» **Source material**:
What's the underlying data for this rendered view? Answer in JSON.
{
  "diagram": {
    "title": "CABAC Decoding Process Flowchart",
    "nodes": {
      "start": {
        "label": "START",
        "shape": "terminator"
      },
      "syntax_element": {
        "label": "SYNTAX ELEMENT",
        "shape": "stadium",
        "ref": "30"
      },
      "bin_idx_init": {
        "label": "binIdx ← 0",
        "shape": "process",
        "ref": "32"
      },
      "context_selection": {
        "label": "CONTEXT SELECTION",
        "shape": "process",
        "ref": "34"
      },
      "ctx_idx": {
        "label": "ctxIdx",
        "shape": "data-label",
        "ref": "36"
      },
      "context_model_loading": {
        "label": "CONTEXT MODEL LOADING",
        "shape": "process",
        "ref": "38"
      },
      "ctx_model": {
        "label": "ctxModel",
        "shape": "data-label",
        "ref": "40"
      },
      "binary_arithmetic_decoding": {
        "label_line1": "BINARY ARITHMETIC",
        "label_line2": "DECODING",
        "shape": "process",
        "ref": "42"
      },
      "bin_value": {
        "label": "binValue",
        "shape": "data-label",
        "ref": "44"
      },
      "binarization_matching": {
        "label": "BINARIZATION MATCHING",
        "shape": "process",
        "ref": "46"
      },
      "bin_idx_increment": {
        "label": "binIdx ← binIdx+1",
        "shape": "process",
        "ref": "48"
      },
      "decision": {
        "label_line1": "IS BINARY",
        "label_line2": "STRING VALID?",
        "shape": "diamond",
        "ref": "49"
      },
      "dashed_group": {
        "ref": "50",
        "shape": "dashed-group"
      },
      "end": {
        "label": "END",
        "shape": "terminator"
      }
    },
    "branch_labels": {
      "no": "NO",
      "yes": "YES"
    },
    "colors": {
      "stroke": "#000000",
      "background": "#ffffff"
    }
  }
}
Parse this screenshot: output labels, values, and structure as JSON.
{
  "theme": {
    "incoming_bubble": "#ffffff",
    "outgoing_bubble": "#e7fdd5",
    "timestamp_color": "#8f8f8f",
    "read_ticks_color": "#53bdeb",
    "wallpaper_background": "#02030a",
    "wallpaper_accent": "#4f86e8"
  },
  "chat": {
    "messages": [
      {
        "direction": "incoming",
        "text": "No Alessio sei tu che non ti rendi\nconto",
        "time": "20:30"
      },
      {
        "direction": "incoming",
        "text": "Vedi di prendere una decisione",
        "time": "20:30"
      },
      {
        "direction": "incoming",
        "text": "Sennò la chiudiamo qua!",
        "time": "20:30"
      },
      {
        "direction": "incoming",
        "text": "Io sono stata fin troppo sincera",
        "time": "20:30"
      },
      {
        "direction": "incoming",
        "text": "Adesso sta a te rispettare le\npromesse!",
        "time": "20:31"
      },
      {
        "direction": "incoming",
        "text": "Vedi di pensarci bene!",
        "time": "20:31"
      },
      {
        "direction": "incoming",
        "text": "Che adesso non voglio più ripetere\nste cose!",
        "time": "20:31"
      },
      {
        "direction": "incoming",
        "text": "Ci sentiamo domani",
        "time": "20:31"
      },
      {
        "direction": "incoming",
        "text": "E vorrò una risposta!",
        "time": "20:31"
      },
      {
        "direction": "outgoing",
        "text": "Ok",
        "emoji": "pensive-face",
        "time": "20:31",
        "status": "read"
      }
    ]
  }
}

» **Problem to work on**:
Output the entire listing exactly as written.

» **Solution**:
What's the underlying data for this rendered view? Answer in JSON.
{
  "diagram": {
    "title": "CABAC Decoding Process Flowchart",
    "nodes": {
      "start": {
        "label": "START",
        "shape": "terminator"
      },
      "syntax_element": {
        "label": "SYNTAX ELEMENT",
        "shape": "stadium",
        "ref": "30"
      },
      "bin_idx_init": {
        "label": "binIdx ← 0",
        "shape": "process",
        "ref": "32"
      },
      "context_selection": {
        "label": "CONTEXT SELECTION",
        "shape": "process",
        "ref": "34"
      },
      "ctx_idx": {
        "label": "ctxIdx",
        "shape": "data-label",
        "ref": "36"
      },
      "context_model_loading": {
        "label": "CONTEXT MODEL LOADING",
        "shape": "process",
        "ref": "38"
      },
      "ctx_model": {
        "label": "ctxModel",
        "shape": "data-label",
        "ref": "40"
      },
      "binary_arithmetic_decoding": {
        "label_line1": "BINARY ARITHMETIC",
        "label_line2": "DECODING",
        "shape": "process",
        "ref": "42"
      },
      "bin_value": {
        "label": "binValue",
        "shape": "data-label",
        "ref": "44"
      },
      "binarization_matching": {
        "label": "BINARIZATION MATCHING",
        "shape": "process",
        "ref": "46"
      },
      "bin_idx_increment": {
        "label": "binIdx ← binIdx+1",
        "shape": "process",
        "ref": "48"
      },
      "decision": {
        "label_line1": "IS BINARY",
        "label_line2": "STRING VALID?",
        "shape": "diamond",
        "ref": "49"
      },
      "dashed_group": {
        "ref": "50",
        "shape": "dashed-group"
      },
      "end": {
        "label": "END",
        "shape": "terminator"
      }
    },
    "branch_labels": {
      "no": "NO",
      "yes": "YES"
    },
    "colors": {
      "stroke": "#000000",
      "background": "#ffffff"
    }
  }
}
Parse this screenshot: output labels, values, and structure as JSON.
{
  "theme": {
    "incoming_bubble": "#ffffff",
    "outgoing_bubble": "#e7fdd5",
    "timestamp_color": "#8f8f8f",
    "read_ticks_color": "#53bdeb",
    "wallpaper_background": "#02030a",
    "wallpaper_accent": "#4f86e8"
  },
  "chat": {
    "messages": [
      {
        "direction": "incoming",
        "text": "No Alessio sei tu che non ti rendi\nconto",
        "time": "20:30"
      },
      {
        "direction": "incoming",
        "text": "Vedi di prendere una decisione",
        "time": "20:30"
      },
      {
        "direction": "incoming",
        "text": "Sennò la chiudiamo qua!",
        "time": "20:30"
      },
      {
        "direction": "incoming",
        "text": "Io sono stata fin troppo sincera",
        "time": "20:30"
      },
      {
        "direction": "incoming",
        "text": "Adesso sta a te rispettare le\npromesse!",
        "time": "20:31"
      },
      {
        "direction": "incoming",
        "text": "Vedi di pensarci bene!",
        "time": "20:31"
      },
      {
        "direction": "incoming",
        "text": "Che adesso non voglio più ripetere\nste cose!",
        "time": "20:31"
      },
      {
        "direction": "incoming",
        "text": "Ci sentiamo domani",
        "time": "20:31"
      },
      {
        "direction": "incoming",
        "text": "E vorrò una risposta!",
        "time": "20:31"
      },
      {
        "direction": "outgoing",
        "text": "Ok",
        "emoji": "pensive-face",
        "time": "20:31",
        "status": "read"
      }
    ]
  }
}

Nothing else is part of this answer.